## Task directions
Scan the entries below for the word "Dictionaries". Copy out every line in which it occurs.

== Materials provided

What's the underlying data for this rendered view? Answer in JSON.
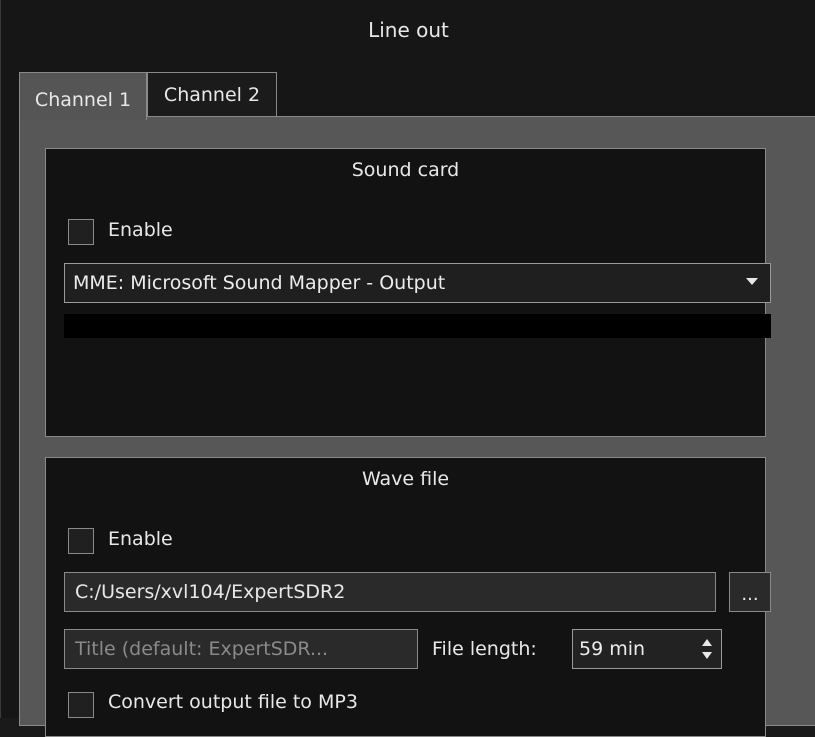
{
  "window": {
    "title": "Line out"
  },
  "tabs": [
    {
      "label": "Channel 1",
      "active": true
    },
    {
      "label": "Channel 2",
      "active": false
    }
  ],
  "sound_card": {
    "title": "Sound card",
    "enable_label": "Enable",
    "enable_checked": false,
    "device_selected": "MME: Microsoft Sound Mapper - Output"
  },
  "wave_file": {
    "title": "Wave file",
    "enable_label": "Enable",
    "enable_checked": false,
    "path_value": "C:/Users/xvl104/ExpertSDR2",
    "browse_label": "...",
    "title_placeholder": "Title (default: ExpertSDR...",
    "file_length_label": "File length:",
    "file_length_value": "59 min",
    "mp3_label": "Convert output file to MP3",
    "mp3_checked": false
  },
  "colors": {
    "background": "#161616",
    "panel": "#575757",
    "group": "#121212",
    "border": "#8a8a8a",
    "text": "#e8e8e8"
  }
}
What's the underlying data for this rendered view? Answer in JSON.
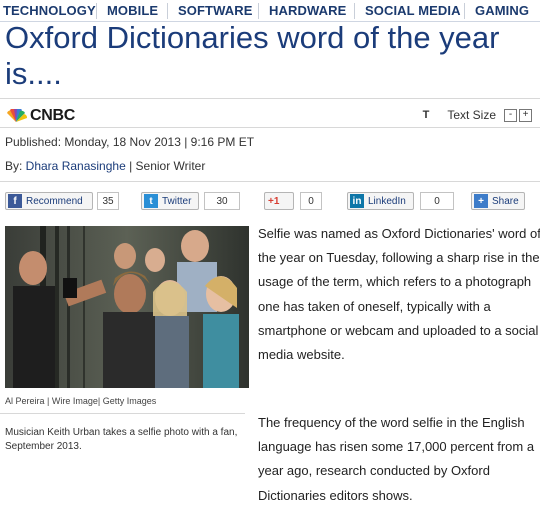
{
  "nav": {
    "items": [
      "TECHNOLOGY",
      "MOBILE",
      "SOFTWARE",
      "HARDWARE",
      "SOCIAL MEDIA",
      "GAMING"
    ]
  },
  "article": {
    "headline": "Oxford Dictionaries word of the year is....",
    "source": "CNBC",
    "text_size_label": "Text Size",
    "text_size_icon": "T",
    "text_size_decrease": "-",
    "text_size_increase": "+",
    "published": "Published: Monday, 18 Nov 2013 | 9:16 PM ET",
    "by_prefix": "By: ",
    "author": "Dhara Ranasinghe",
    "author_role": " | Senior Writer",
    "paragraph1": "Selfie was named as Oxford Dictionaries' word of the year on Tuesday, following a sharp rise in the usage of the term, which refers to a photograph one has taken of oneself, typically with a smartphone or webcam and uploaded to a social media website.",
    "paragraph2": "The frequency of the word selfie in the English language has risen some 17,000 percent from a year ago, research conducted by Oxford Dictionaries editors shows.",
    "photo_credit": "Al Pereira | Wire Image| Getty Images",
    "photo_caption": "Musician Keith Urban takes a selfie photo with a fan, September 2013."
  },
  "share": {
    "facebook_label": "Recommend",
    "facebook_count": "35",
    "twitter_label": "Twitter",
    "twitter_count": "30",
    "gplus_label": "+1",
    "gplus_count": "0",
    "linkedin_label": "LinkedIn",
    "linkedin_count": "0",
    "share_label": "Share"
  },
  "colors": {
    "nav_text": "#1b3a6e",
    "headline": "#1b3c7a",
    "facebook": "#3b5998",
    "twitter": "#2a8fd6",
    "gplus": "#d73d32",
    "linkedin": "#0e76a8",
    "share": "#3d7cc9"
  }
}
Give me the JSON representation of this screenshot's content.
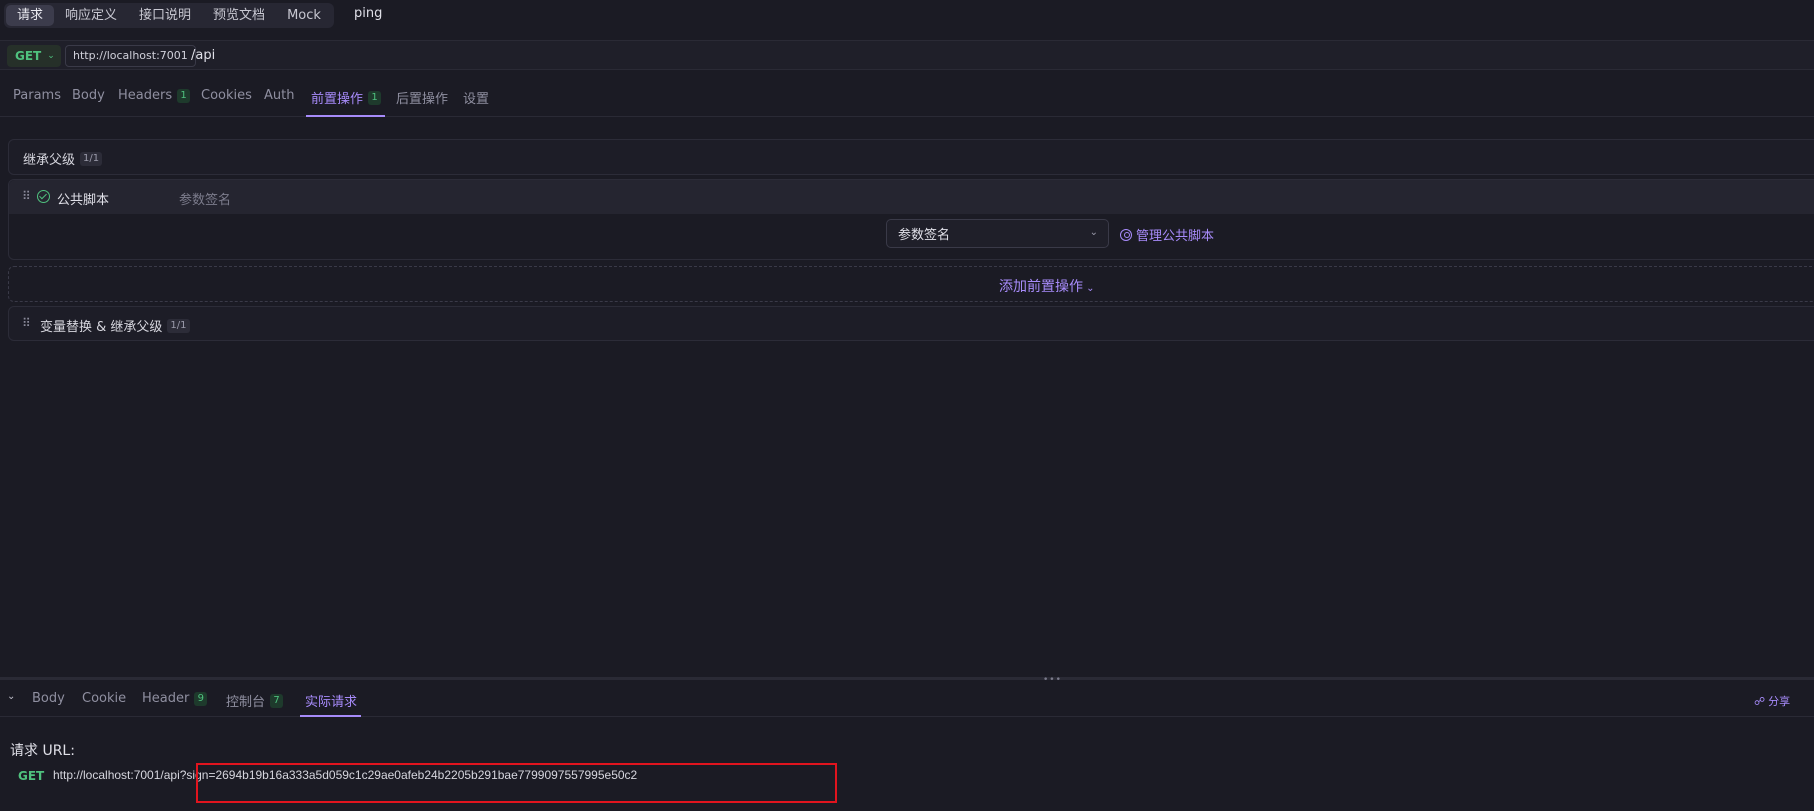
{
  "top_tabs": [
    {
      "label": "请求",
      "active": true
    },
    {
      "label": "响应定义",
      "active": false
    },
    {
      "label": "接口说明",
      "active": false
    },
    {
      "label": "预览文档",
      "active": false
    },
    {
      "label": "Mock",
      "active": false
    }
  ],
  "api_name": "ping",
  "url_bar": {
    "method": "GET",
    "host": "http://localhost:7001",
    "path": "/api"
  },
  "request_tabs": [
    {
      "label": "Params"
    },
    {
      "label": "Body"
    },
    {
      "label": "Headers",
      "badge": "1"
    },
    {
      "label": "Cookies"
    },
    {
      "label": "Auth"
    },
    {
      "label": "前置操作",
      "badge": "1",
      "active": true
    },
    {
      "label": "后置操作"
    },
    {
      "label": "设置"
    }
  ],
  "inherit_parent": {
    "label": "继承父级",
    "count": "1/1"
  },
  "script_block": {
    "title": "公共脚本",
    "subtitle": "参数签名",
    "selected_script": "参数签名",
    "manage_label": "管理公共脚本"
  },
  "add_pre_action": "添加前置操作",
  "variable_replace": {
    "label": "变量替换 & 继承父级",
    "count": "1/1"
  },
  "response_tabs": [
    {
      "label": "Body"
    },
    {
      "label": "Cookie"
    },
    {
      "label": "Header",
      "badge": "9"
    },
    {
      "label": "控制台",
      "badge": "7"
    },
    {
      "label": "实际请求",
      "active": true
    }
  ],
  "share_label": "分享",
  "actual_request": {
    "label": "请求 URL:",
    "method": "GET",
    "url": "http://localhost:7001/api?sign=2694b19b16a333a5d059c1c29ae0afeb24b2205b291bae7799097557995e50c2"
  },
  "colors": {
    "accent": "#a78bfa",
    "method_get": "#4fc17e",
    "highlight": "#e1141e",
    "background": "#1b1b24"
  }
}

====

## Result of the task
    "headline": "Oxford Dictionaries word of the year is....",
    "paragraph1": "Selfie was named as Oxford Dictionaries' word of the year on Tuesday, following a sharp rise in the usage of the term, which refers to a photograph one has taken of oneself, typically with a smartphone or webcam and uploaded to a social media website.",
    "paragraph2": "The frequency of the word selfie in the English language has risen some 17,000 percent from a year ago, research conducted by Oxford Dictionaries editors shows.",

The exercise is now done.